Review Summary: And when I'm sad...
For all the fame and adoration people have (rightly) attributed to Electric Warrior since its time of release, The Slider marked the point at which Marc Bolan spread his wings and emerged as a true superstar. This isn’t to knock the former album or play down its great qualities (or minor inconsistencies), but whereas that album thrived off its fay disconnect from all things mundane (scorching closer Rip Off
excluded), The Slider came down to earth and doubles down on the concept of material greatness. Here Bolan swapped out Electric Warrior’s easy-loving, breezy-going spirit and carefree grooves for a far more self-conscious mentality through which he obsessed over his public image and took his mystic persona to whole new frontiers. John Lennon knows your name, and I’ve seen his
or I’m trying to write my novel, but all you do is play
, for instance, are not lyrics you would ever encounter from T. Rex pre-Slider.
This sense of materiality and inflation was fortunately dealt with in anything by prosaic terms. Where once Cosmic Dancer
was a naive self-portrait straight out of a fairytale, The Slider
is a willfully inscrutable weave that challenges the listener to locate the personal voice behind lines such as I could never understand the wind at all/Was a ball of love
, I have never kissed a car before/It’s like a door
, and the wry chorus of When I’m sad, I slide
. The answer is most likely found in the same attitude that drives the song’s slightly pompous but endlessly compelling groove, which is an apt synecdoche for the album as a whole: The Slider is grandiose, hyperbolic and hubristic, but the force of its self-fashioning is so engaging and authentic in its zany creative scope that it uniformly triumphs through these qualities.

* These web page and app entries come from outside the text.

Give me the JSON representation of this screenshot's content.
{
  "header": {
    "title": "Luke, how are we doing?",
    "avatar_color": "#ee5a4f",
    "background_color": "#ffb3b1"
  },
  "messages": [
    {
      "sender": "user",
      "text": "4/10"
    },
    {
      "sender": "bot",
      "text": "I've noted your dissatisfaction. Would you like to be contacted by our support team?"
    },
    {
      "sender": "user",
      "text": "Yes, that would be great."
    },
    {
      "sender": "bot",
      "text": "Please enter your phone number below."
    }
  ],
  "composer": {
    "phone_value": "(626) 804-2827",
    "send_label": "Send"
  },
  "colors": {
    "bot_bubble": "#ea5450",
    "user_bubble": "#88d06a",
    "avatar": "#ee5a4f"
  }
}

There’s something emotionally heavy about The Slider that makes it far less appropriate for casual listening or background music than its predecessor. Even songs like Rock On
, Telegram Sam
and Spaceball Ricochet
, which aren’t too far removed from the free flowing innocence of Electric Warrior, are played out with a concerted edge that never surfaced on that album even at its most intense. Clearly disinclined to hold back on this ethos, Bolan fleshed it out to its full in brash, sweeping strokes: Buick Mackane
is a gloriously forceful rock ’n’ roll tour de force, Mystic Lady
and Rabbit Fighter
are supremely kitsch exercises in beautiful sentimentalism, the legendary opener Metal Guru
is one of rock’s most ecstatically immediate hours, and the diabolical romp of Chariot Choogle
was a hand-in-glove fit for Mike Patton of all people, by way of a Fantômas cover decades later. The intensity and drive behind these songs could easily have been embarrassing in other hands, but Bolan’s rich songwriting and palpable charisma carried such an obvious spark with them that The Slider’s robust qualities struck gold time and time again.
The album’s greatest quality, however, is the fragile, delicate side that comes with its forthright attitude as a natural counterpart. Its confidence and swagger are deeply ambivalent, carrying a distinctly bittersweet edge too strong to seem like nostalgic happenstance. This adds a maudlin quality that resounds through even the most triumphant moments here (looking at you, Metal Guru
). However, no track here draws these threads together quite as devastatingly as the knockout closer Main Man
. Playing out as a simultaneous musical wind-down and thematic culmination, this song is chock full of haunting harmonies and lyrical twists of the knife. The vertiginous misgivings of sentiments like Heaven is hot babe, watch it glow, watch it glow
are drawn out crassly but heart-wrenchingly in the final verse:
As a child I laughed a lot
O yes I did, O yes I did
Now, it seems I cry a lot
O tell me true, don’t you？
That final unanswered question is mirrored by the chorus (Are you my main man, are you now？
), a plea for affirmation that undercuts every confidence gesture made in the preceding songs. Bolan never finds an answer to this either, and so the album falls to a close with a gesture of doubt that adds fresh depth to its various of rollicking glam rock and weighs heavily on a sentimental listener. It’s this weight that brings The Slider as a whole to resound with such fresh pertinence today, all of its youth, naivety and hubris as timelessly evident as ever. Even by the sum of its parts it’s an utterly essential rock album, but this reads as a somewhat token endorsement that hardly scratches the surface of the value carried its charm and bittersweet depth. This one’s a firm keeper.